Extracted records:
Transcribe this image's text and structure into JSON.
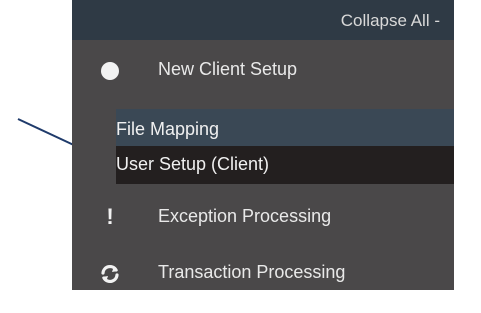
{
  "header": {
    "collapse_label": "Collapse All -"
  },
  "menu": {
    "items": [
      {
        "label": "New Client Setup",
        "icon": "circle-icon"
      },
      {
        "label": "Exception Processing",
        "icon": "exclamation-icon"
      },
      {
        "label": "Transaction Processing",
        "icon": "refresh-icon"
      }
    ],
    "subitems": [
      {
        "label": "File Mapping"
      },
      {
        "label": "User Setup (Client)"
      }
    ]
  },
  "colors": {
    "panel_bg": "#4a4849",
    "header_bg": "#2f3a45",
    "subitem_bg": "#3a4855",
    "selected_bg": "#231f1f",
    "arrow": "#1f3b6b"
  }
}
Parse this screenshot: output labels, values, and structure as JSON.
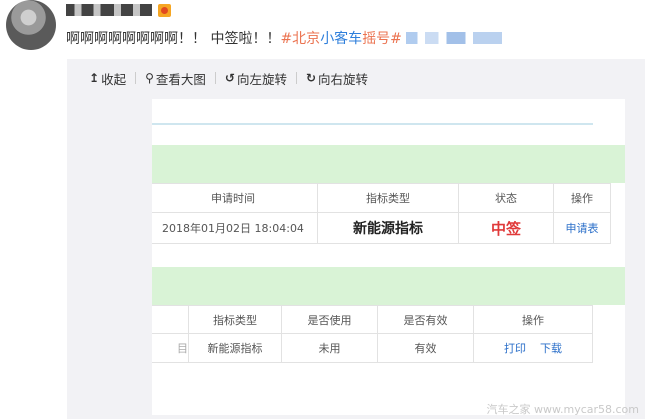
{
  "post": {
    "username_blurred": "user-name",
    "text_main": "啊啊啊啊啊啊啊啊！！ 中签啦！！",
    "topic_part1": "#北京",
    "topic_part2": "小客车",
    "topic_part3": "摇号#"
  },
  "toolbar": {
    "collapse": "收起",
    "view_large": "查看大图",
    "rotate_left": "向左旋转",
    "rotate_right": "向右旋转"
  },
  "table1": {
    "headers": [
      "申请时间",
      "指标类型",
      "状态",
      "操作"
    ],
    "row": {
      "time": "2018年01月02日 18:04:04",
      "type": "新能源指标",
      "status": "中签",
      "action": "申请表"
    }
  },
  "table2": {
    "headers": [
      "指标类型",
      "是否使用",
      "是否有效",
      "操作"
    ],
    "row": {
      "left_fragment": "目",
      "type": "新能源指标",
      "used": "未用",
      "valid": "有效",
      "print": "打印",
      "download": "下载"
    }
  },
  "watermark": "汽车之家 www.mycar58.com",
  "colors": {
    "green_band": "#d9f3d6",
    "status_red": "#e03a3a",
    "link_blue": "#2b6fc9",
    "topic_orange": "#eb7350"
  }
}
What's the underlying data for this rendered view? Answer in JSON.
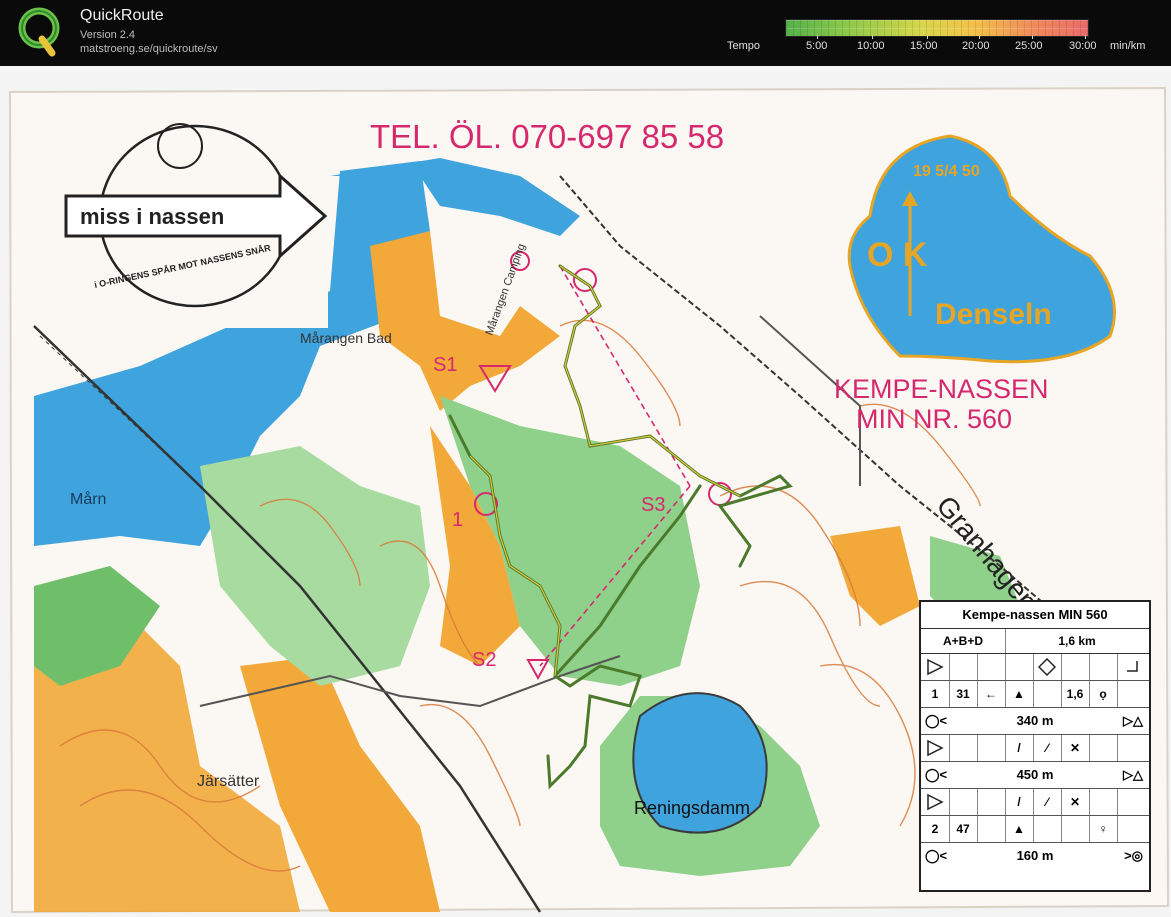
{
  "app": {
    "title": "QuickRoute",
    "version": "Version 2.4",
    "url": "matstroeng.se/quickroute/sv"
  },
  "tempo": {
    "label": "Tempo",
    "ticks": [
      "5:00",
      "10:00",
      "15:00",
      "20:00",
      "25:00",
      "30:00"
    ],
    "unit": "min/km"
  },
  "map": {
    "phone": "TEL. ÖL. 070-697 85 58",
    "event_line1": "KEMPE-NASSEN",
    "event_line2": "MIN NR. 560",
    "club_name": "Denseln",
    "club_ok": "O K",
    "club_year": "19 5/4 50",
    "logo_text": "miss i nassen",
    "logo_sub": "i O-RINGENS SPÅR MOT NASSENS SNÅR",
    "labels": {
      "marangen_bad": "Mårangen Bad",
      "marn": "Mårn",
      "camping": "Mårangen Camping",
      "granhagen": "Granhagen",
      "jarsatter": "Järsätter",
      "reningsdamm": "Reningsdamm",
      "s1": "S1",
      "s2": "S2",
      "s3": "S3",
      "c1": "1"
    }
  },
  "description": {
    "title": "Kempe-nassen MIN 560",
    "course": "A+B+D",
    "length": "1,6 km",
    "row1_num": "1",
    "row1_code": "31",
    "row1_dim": "1,6",
    "leg1": "340 m",
    "leg2": "450 m",
    "row2_num": "2",
    "row2_code": "47",
    "leg3": "160 m"
  },
  "colors": {
    "header_bg": "#0a0a0a",
    "water": "#3fa3dd",
    "forest_green": "#8fd08a",
    "open_yellow": "#f2a93a",
    "magenta": "#d6286e",
    "route": "#4a7a2a"
  }
}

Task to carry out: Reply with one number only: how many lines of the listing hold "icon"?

Answer to this problem: 3